Pelter Winery, located on the Golan Heights, was founded in 2002 by Tal Pelter after studying viticulture and enology in Australia. He cultivates a number of varieties of grape including Cabernet Sauvignon, Merlot, Cabernet Franc, Shiraz, Petit Verdot, Grenache, Tempranillo, Semillon, Sauvignon Blanc, Gewurztraminer and Chardonnay. In the beginning he produced about 4,000 bottles and has continued increasing output to 85,000 bottles annually. The winery’s three cornerstones are vitality, quality and family.

Three of us drove up to the Golan and found Kibbutz Ein Zivan easily enough. This location is the present home of the winery, though not an economic part of the kibbutz. Once through the main entrance gate and after turning right, according to the instructions on the Pelter Winery web site, we lost our way. Actually we drove right by the winery, not realizing that the industrial looking building was the place we were trying to find. We continued on, and on, and on. We had obviously lost our way, so we finally called them on the phone. They said they were in the “hangar which was really easy to find.” If you know what you are looking for this is true. Once there, we were greeted by Tal and who graciously gave us a tour of the facility, explaining their production techniques.

Tal with Naftali & Michal in barrel room

Primary fermentation in steel vats

Then we sat down and were served two cheeses made by Tal’s wife.

Tasting area inside winer

They were light and tasty and went well, especially with the white wines including Chardonay,  and our favorite, the Gevurtaztraminer. All of these are fermented in stainless steel vats and then directly put into bottles.

The reds we tasted were Shiraz, Trio, Cabernet-Shiraz blend, Cabernet Sauvignon, Cabernet Franc, and Petit Verdot. I look forward to the release of the new, unusually named “I”, flagship wine of the winery, a Bordeaux blend of Cabernet Sauvignon, Merlot, Cabernet Franc and Petit Verdot in approximately equal parts. We also did not taste their sparkling Blanc de Blancs so I must return to the winery soon.

The Cabernet Sauvignon is aged in French oak barrels for 20 months and was especially good.

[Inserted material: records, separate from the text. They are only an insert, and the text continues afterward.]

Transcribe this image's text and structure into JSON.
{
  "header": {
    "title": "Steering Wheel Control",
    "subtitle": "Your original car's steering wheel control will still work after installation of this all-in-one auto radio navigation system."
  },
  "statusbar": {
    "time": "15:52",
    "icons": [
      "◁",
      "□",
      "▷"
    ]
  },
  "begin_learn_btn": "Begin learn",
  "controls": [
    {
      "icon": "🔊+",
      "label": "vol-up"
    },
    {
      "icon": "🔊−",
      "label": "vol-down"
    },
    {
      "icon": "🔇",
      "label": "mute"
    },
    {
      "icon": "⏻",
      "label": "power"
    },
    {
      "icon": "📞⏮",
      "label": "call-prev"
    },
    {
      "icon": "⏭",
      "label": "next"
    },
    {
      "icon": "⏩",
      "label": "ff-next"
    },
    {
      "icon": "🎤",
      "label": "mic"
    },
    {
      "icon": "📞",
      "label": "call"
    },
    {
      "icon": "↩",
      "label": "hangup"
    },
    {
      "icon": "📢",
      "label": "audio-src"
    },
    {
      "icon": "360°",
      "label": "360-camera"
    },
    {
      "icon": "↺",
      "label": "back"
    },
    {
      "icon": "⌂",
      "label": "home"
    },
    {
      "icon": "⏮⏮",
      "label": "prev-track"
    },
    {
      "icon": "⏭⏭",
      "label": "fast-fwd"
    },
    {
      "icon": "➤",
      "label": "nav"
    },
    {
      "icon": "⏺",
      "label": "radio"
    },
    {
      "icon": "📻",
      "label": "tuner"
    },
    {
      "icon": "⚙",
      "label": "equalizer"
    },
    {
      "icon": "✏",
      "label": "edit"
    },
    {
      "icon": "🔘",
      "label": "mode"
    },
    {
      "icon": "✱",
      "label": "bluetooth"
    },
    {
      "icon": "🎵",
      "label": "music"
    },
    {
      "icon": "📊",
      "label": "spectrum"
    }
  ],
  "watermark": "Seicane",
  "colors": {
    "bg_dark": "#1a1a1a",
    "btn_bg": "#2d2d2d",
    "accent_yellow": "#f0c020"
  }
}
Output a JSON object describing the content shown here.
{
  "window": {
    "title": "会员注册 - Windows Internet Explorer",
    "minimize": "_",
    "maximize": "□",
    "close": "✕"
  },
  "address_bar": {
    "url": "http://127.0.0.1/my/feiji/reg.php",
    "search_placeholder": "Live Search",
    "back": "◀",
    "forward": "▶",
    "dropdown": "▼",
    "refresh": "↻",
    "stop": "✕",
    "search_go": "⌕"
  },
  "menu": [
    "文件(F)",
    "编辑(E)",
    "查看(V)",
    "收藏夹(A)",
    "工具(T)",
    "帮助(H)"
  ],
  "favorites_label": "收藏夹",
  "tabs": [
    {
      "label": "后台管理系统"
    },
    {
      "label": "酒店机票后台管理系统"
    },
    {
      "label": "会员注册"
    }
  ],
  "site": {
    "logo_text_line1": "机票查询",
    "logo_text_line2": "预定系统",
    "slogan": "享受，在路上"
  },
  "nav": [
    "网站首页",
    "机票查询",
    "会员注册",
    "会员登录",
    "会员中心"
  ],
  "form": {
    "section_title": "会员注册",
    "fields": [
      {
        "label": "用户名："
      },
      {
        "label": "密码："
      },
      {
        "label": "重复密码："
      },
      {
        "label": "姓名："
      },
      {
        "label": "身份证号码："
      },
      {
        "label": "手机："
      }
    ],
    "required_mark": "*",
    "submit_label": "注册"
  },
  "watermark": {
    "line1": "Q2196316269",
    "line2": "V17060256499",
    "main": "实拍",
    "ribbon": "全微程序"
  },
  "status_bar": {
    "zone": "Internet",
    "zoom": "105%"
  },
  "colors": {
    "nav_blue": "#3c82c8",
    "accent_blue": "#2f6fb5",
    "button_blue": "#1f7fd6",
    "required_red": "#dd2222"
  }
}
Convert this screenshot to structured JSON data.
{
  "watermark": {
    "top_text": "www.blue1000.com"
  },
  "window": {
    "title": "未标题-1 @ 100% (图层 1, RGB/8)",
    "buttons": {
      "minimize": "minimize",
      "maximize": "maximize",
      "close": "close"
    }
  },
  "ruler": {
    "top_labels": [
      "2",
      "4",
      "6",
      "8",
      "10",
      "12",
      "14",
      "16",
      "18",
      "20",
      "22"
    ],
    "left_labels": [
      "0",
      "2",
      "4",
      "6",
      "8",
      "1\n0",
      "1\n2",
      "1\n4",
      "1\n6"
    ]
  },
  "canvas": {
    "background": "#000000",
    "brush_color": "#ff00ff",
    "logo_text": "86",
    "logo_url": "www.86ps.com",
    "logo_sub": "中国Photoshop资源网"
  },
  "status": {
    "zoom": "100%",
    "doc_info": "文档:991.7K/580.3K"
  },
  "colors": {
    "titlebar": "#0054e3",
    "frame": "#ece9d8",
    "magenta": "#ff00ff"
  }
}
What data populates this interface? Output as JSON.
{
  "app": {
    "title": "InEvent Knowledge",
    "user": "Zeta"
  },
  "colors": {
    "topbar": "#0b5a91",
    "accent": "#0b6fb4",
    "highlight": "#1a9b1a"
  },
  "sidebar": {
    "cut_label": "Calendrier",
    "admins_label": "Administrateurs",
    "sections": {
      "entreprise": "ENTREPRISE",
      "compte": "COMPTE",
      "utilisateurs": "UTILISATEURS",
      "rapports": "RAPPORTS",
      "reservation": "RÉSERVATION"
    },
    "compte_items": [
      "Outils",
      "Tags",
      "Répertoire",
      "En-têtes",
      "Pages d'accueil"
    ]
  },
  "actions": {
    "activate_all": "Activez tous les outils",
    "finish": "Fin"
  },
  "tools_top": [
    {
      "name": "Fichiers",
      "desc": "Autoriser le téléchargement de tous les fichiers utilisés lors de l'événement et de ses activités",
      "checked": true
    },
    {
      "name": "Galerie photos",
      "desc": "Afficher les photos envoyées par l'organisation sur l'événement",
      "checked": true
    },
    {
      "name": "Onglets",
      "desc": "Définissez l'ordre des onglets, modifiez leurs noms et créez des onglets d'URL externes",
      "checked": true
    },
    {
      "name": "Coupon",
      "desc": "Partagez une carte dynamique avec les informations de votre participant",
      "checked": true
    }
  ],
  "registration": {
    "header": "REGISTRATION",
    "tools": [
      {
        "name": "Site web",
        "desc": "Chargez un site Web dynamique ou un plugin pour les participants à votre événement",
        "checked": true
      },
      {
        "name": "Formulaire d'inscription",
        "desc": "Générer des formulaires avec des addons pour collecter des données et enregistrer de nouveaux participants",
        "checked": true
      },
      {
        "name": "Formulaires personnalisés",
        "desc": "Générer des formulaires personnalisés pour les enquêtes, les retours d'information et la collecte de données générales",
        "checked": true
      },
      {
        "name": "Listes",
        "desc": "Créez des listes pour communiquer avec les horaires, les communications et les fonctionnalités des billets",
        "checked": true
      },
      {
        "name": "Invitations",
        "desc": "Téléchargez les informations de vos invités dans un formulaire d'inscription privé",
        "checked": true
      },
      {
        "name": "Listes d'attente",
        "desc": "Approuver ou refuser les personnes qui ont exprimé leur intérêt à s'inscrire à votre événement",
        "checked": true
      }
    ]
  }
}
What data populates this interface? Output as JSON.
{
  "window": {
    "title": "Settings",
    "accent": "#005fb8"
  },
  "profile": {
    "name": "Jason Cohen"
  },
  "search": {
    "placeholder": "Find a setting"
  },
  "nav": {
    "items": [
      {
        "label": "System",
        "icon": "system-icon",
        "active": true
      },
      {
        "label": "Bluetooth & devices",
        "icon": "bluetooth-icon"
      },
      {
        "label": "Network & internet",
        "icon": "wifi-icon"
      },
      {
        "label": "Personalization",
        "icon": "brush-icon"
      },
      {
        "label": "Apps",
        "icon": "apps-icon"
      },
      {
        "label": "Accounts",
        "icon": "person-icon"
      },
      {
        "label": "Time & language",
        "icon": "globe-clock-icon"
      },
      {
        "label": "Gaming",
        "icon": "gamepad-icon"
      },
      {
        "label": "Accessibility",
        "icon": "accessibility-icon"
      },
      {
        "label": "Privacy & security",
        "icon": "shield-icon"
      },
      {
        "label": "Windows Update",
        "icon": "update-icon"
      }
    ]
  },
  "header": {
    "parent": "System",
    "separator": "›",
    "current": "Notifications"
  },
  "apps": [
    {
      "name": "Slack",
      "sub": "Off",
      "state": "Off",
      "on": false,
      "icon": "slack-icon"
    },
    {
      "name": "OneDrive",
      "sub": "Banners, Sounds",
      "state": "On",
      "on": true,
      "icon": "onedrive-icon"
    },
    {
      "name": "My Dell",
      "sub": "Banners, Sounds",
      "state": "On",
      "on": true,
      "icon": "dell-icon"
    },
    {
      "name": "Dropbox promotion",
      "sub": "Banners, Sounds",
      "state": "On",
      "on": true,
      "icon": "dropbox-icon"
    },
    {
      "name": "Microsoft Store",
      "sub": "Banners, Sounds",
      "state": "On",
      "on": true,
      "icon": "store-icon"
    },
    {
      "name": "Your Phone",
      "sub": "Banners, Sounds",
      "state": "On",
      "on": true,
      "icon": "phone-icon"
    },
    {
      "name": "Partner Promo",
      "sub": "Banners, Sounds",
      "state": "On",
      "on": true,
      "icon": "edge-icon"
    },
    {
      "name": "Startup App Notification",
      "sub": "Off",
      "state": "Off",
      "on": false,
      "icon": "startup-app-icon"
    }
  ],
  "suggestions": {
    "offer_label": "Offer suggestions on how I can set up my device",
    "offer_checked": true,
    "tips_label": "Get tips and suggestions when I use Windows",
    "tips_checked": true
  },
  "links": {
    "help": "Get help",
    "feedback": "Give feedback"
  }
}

I agree with the description of the wine on their website, “rich in herbal, mint and eucalyptus flavors laced with chocolate and a rich, lingering finish.” Price 140 shekels/bottle ($40).

The Cabernet Franc, aged in oak for 14 months, “reflects optimal extraction of the unique spice and blackberry flavors of this grape variety.” Price 160 shekels/bottle ($45).

For me the winner was the varietal Petit Verdot which is usually blended in small quantities with Cabernet Sauvignon and other varieties to give the final wine an herbal flavor. Here at Pelter, they bottle it as a varietal. This wine has an extremely big body and a tartness. It is full of aromas of the fields with a complex taste of strong fruits and nuts with a long finish. It is rich in tannins and could be aged for a number of years in the proper conditions, the late Daniel Rogov gave this wine a  score of 93 in his annual visit with tasting notes. This is a very unique and special wine. Price 160 shekels/bottle ($45).

I will return to these wines again when we drink them at home at dinnertime. I can then concentrate on them one at a time allowing me to share with you a more detailed description of how these wines titillate my senses without being confused by tasting other wines. Nurit, who was not able to join us in our visit to the winery can also contribute her outstanding ability to transform tastes and aromas into words.

Meet Nurit